Malaria, is one of the major infectious diseases influencing human kind today. Plasmodium falciparum is the protozoan parasite responsible for the deadliest form of human malaria. This parasite is estimated to infect hundreds million people worldwide each year, resulting in approximately half a million deaths, primarily of young children. Over the past decades significant efforts were invested in trying to understand immune responses to malaria infections. In this regard, there have been major advances in our understanding of adaptive immune responses to malaria whereas the role of innate immunity received much less attention. We are interested in further investigating the roles neutrophils play in the innate response to malaria infections.

The molecular mechanisms regulating  neutrophil cytotoxicity in cancer

Neutrophils play a critical role in cancer and both tumor-promoting and anti-tumor neutrophil subpopulations have been described. The anti-tumor neutrophil subpopulation has the capacity to kill tumor cell and limit metastatic spread. However, we noticed that not all tumor cells are equally susceptible to neutrophil cytotoxicity. Since those cells that evade neutrophils have greater chances of forming metastases we explored the mechanism neutrophils employ to kill tumor cells. We have previously shown that neutrophils cytotoxicity is mediated by secretion of H2O2. Our new data show that H2O2 dependent neutrophil cytotoxicity is Ca2+ dependent and is mediated by TRPM2, a ubiquitously expressed H2O2-dependent Ca2+ channel. Tumor cells express higher levels of TRPM2 than their neighboring non-malignant cells, rendering tumor cells more susceptible to neutrophil cytotoxicity. However, circulating tumor cells, expressing reduced levels of TRPM2, are not susceptible to neutrophil cytotoxicity and are more efficient metastatic seeders.

The molecular basis for neutrophil recognition of tumor cells

On top of playing a key role in host defense against invading pathogens and in mounting the immune response, neutrophils can also kill tumor cells. Neutrophils are equipped with a variety of receptor that identify microbes, however, the mechansim of tumor cell recognition remains a major question for understanding the role neutrophils play in cancer.  To answer this question we are using various approaches including neutralizing antibodies, soluble receptors that act as decoy molecules and neutrophils isolated from receptor knockout mice. This strategy aims at identifying both the neutrophil expressed receptor and the tumor cell ligands. Insight into the mechanism of tumor cell recognition will shed light on a critical aspect of neutrophil function in cancer and may also provide a better understanding of why/how certain tumor cells evade neutrophils.

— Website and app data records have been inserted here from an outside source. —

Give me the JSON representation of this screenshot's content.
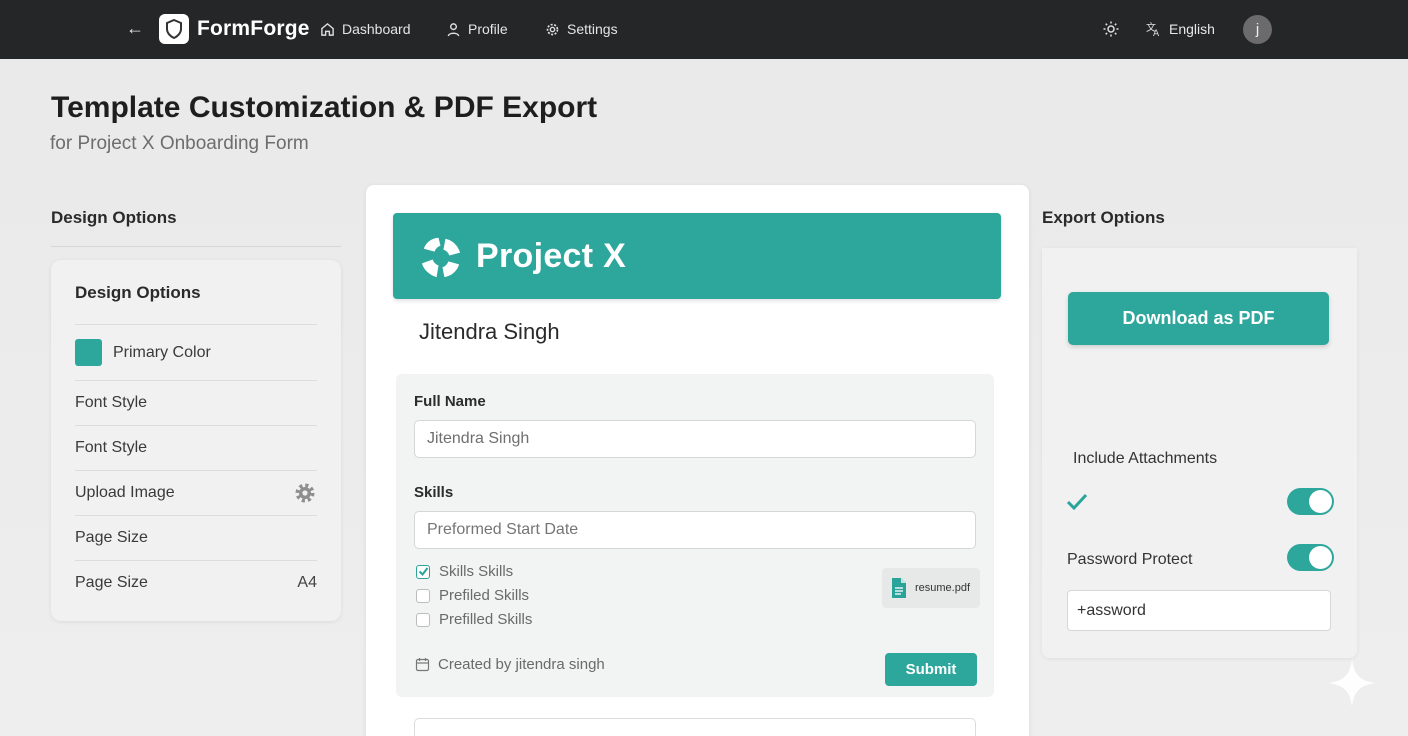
{
  "topbar": {
    "brand": "FormForge",
    "nav": [
      {
        "label": "Dashboard",
        "icon": "home-icon"
      },
      {
        "label": "Profile",
        "icon": "user-icon"
      },
      {
        "label": "Settings",
        "icon": "gear-icon"
      }
    ],
    "language": "English",
    "avatar_initial": "j"
  },
  "page": {
    "title": "Template Customization & PDF Export",
    "subtitle": "for Project X Onboarding Form"
  },
  "design_panel": {
    "heading": "Design Options",
    "card_title": "Design Options",
    "options": [
      {
        "label": "Primary Color",
        "value": ""
      },
      {
        "label": "Font Style",
        "value": ""
      },
      {
        "label": "Font Style",
        "value": ""
      },
      {
        "label": "Upload Image",
        "value": ""
      },
      {
        "label": "Page Size",
        "value": ""
      },
      {
        "label": "Page Size",
        "value": "A4"
      }
    ]
  },
  "preview": {
    "banner_title": "Project X",
    "respondent_name": "Jitendra Singh",
    "fields": {
      "full_name_label": "Full Name",
      "full_name_value": "Jitendra Singh",
      "skills_label": "Skills",
      "skills_placeholder": "Preformed Start Date"
    },
    "checkboxes": [
      {
        "label": "Skills Skills",
        "checked": true
      },
      {
        "label": "Prefiled Skills",
        "checked": false
      },
      {
        "label": "Prefilled Skills",
        "checked": false
      }
    ],
    "attachment": "resume.pdf",
    "created_by": "Created by jitendra singh",
    "submit_label": "Submit"
  },
  "export_panel": {
    "heading": "Export Options",
    "download_label": "Download as PDF",
    "include_attachments_label": "Include Attachments",
    "include_attachments_on": true,
    "password_protect_label": "Password Protect",
    "password_protect_on": true,
    "password_value": "+assword"
  },
  "colors": {
    "primary": "#2da79c",
    "topbar": "#252628"
  }
}
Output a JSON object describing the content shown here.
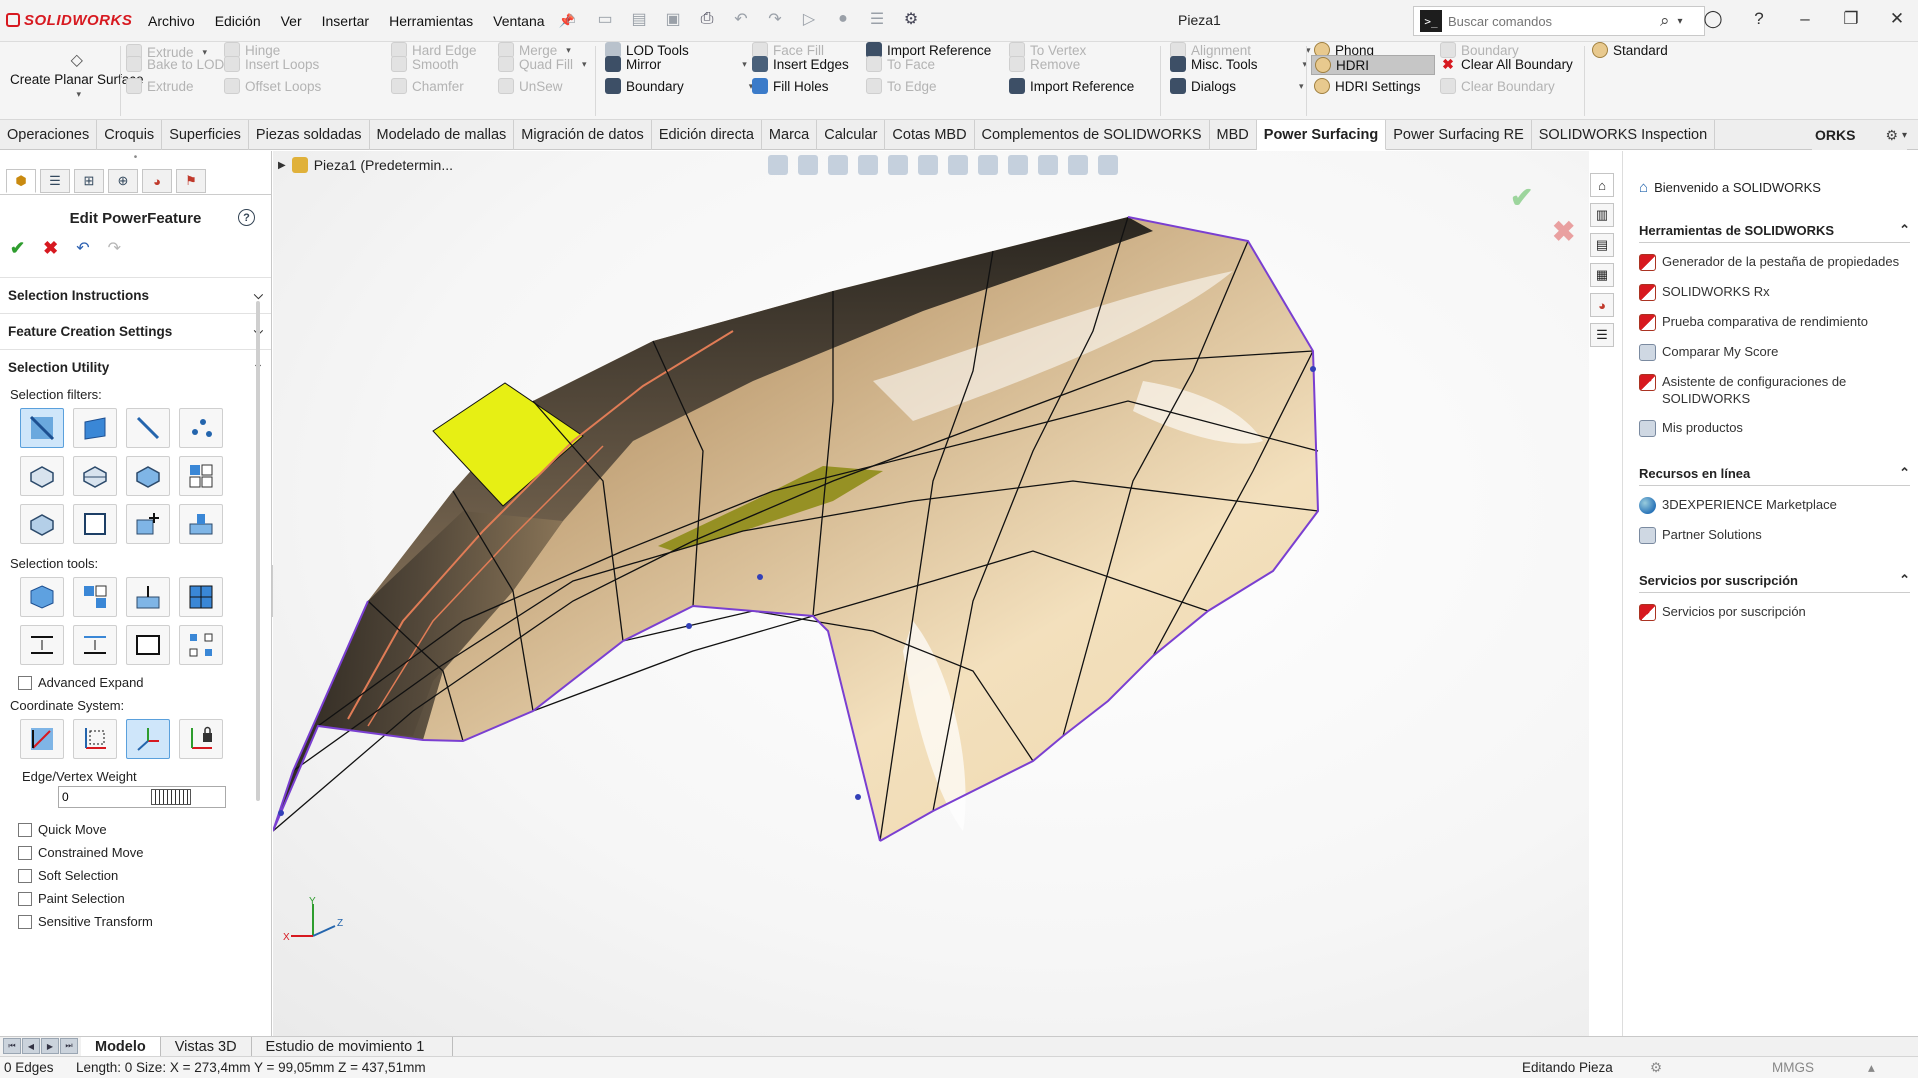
{
  "app": {
    "logo": "SOLIDWORKS",
    "document_title": "Pieza1"
  },
  "menu": [
    "Archivo",
    "Edición",
    "Ver",
    "Insertar",
    "Herramientas",
    "Ventana"
  ],
  "search": {
    "placeholder": "Buscar comandos"
  },
  "ribbon": {
    "planar": "Create Planar Surface",
    "col1": [
      "Extrude",
      "Bake to LOD",
      "Extrude"
    ],
    "col2": [
      "Hinge",
      "Insert Loops",
      "Offset Loops"
    ],
    "col3": [
      "Hard Edge",
      "Smooth",
      "Chamfer"
    ],
    "col4": [
      "Merge",
      "Quad Fill",
      "UnSew"
    ],
    "col5": [
      "LOD Tools",
      "Mirror",
      "Boundary"
    ],
    "col6": [
      "Face Fill",
      "Insert Edges",
      "Fill Holes"
    ],
    "col7": [
      "Import Reference",
      "To Face",
      "To Edge"
    ],
    "col8": [
      "To Vertex",
      "Remove",
      "Import Reference"
    ],
    "col9": [
      "Alignment",
      "Misc. Tools",
      "Dialogs"
    ],
    "col10": [
      "Phong",
      "HDRI",
      "HDRI Settings"
    ],
    "col11": [
      "Boundary",
      "Clear All Boundary",
      "Clear Boundary"
    ],
    "col12": [
      "Standard"
    ]
  },
  "tabs": [
    "Operaciones",
    "Croquis",
    "Superficies",
    "Piezas soldadas",
    "Modelado de mallas",
    "Migración de datos",
    "Edición directa",
    "Marca",
    "Calcular",
    "Cotas MBD",
    "Complementos de SOLIDWORKS",
    "MBD",
    "Power Surfacing",
    "Power Surfacing RE",
    "SOLIDWORKS Inspection"
  ],
  "tab_overflow": "ORKS",
  "property_manager": {
    "title": "Edit PowerFeature",
    "sections": {
      "selection_instructions": "Selection Instructions",
      "feature_creation": "Feature Creation Settings",
      "selection_utility": "Selection Utility"
    },
    "selection_filters_label": "Selection filters:",
    "selection_tools_label": "Selection tools:",
    "advanced_expand": "Advanced Expand",
    "coordinate_system_label": "Coordinate System:",
    "weight_label": "Edge/Vertex Weight",
    "weight_value": "0",
    "checkboxes": [
      "Quick Move",
      "Constrained Move",
      "Soft Selection",
      "Paint Selection",
      "Sensitive Transform"
    ]
  },
  "graphics": {
    "tree_node": "Pieza1 (Predetermin..."
  },
  "task_pane": {
    "welcome": "Bienvenido a SOLIDWORKS",
    "tools_header": "Herramientas de SOLIDWORKS",
    "tools": [
      "Generador de la pestaña de propiedades",
      "SOLIDWORKS Rx",
      "Prueba comparativa de rendimiento",
      "Comparar My Score",
      "Asistente de configuraciones de SOLIDWORKS",
      "Mis productos"
    ],
    "online_header": "Recursos en línea",
    "online": [
      "3DEXPERIENCE Marketplace",
      "Partner Solutions"
    ],
    "subscription_header": "Servicios por suscripción",
    "subscription": [
      "Servicios por suscripción"
    ]
  },
  "bottom_tabs": [
    "Modelo",
    "Vistas 3D",
    "Estudio de movimiento 1"
  ],
  "status": {
    "edges": "0 Edges",
    "measure": "Length: 0 Size: X = 273,4mm Y = 99,05mm Z = 437,51mm",
    "mode": "Editando Pieza",
    "units": "MMGS"
  },
  "colors": {
    "accent_red": "#d71920",
    "surface_tan": "#f1dcb6",
    "boundary_purple": "#7a3fd1",
    "selected_yellow": "#e7ef14"
  }
}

Underlying Hyperglycemia in Cancer and the consequences for neutrophil function

Diabetes patients are at an increased risk of being diagnosed with cancer and face poorer prognosis mainly due to increased metastatic spread. With diabetes rates continuously rising, understanding why cancer patients with underlying diabetes are more susceptible to develop metastatic disease is of upmost importance. In previous studies, we have shown that neutrophils have the capacity to limit metastatic seeding. This knowledge, together with reports suggesting that neutrophil function is impaired in hyperglycemia, prompted us to test whether increased metastatic spread in diabetes is a result of hyperglycemia-induced neutrophil dysfunction. Our data show that while primary tumor growth is attenuated in hyperglycemia, metastatic progression is enhanced. Surprisingly, although neutrophil mobilization is impaired in hyperglycemic tumor bearing mice, neutrophil function remains intact. We find that reduced neutrophil mobilization in hyperglycemic mice during the premetastatic stage results in an increase in metastatic seeding. Finally, our data show that while normalizing glucose levels rescues primary tumor growth, it concomitantly restores neutrophil mobilization and reduces metastatic seeding in the lungs. Taken together, our results show that impaired neutrophil mobilization in hyperglycemic tumor bearing mice leads to an increase in metastatic seeding and therefore to a worse outcome.

Our NeutroPhilosophy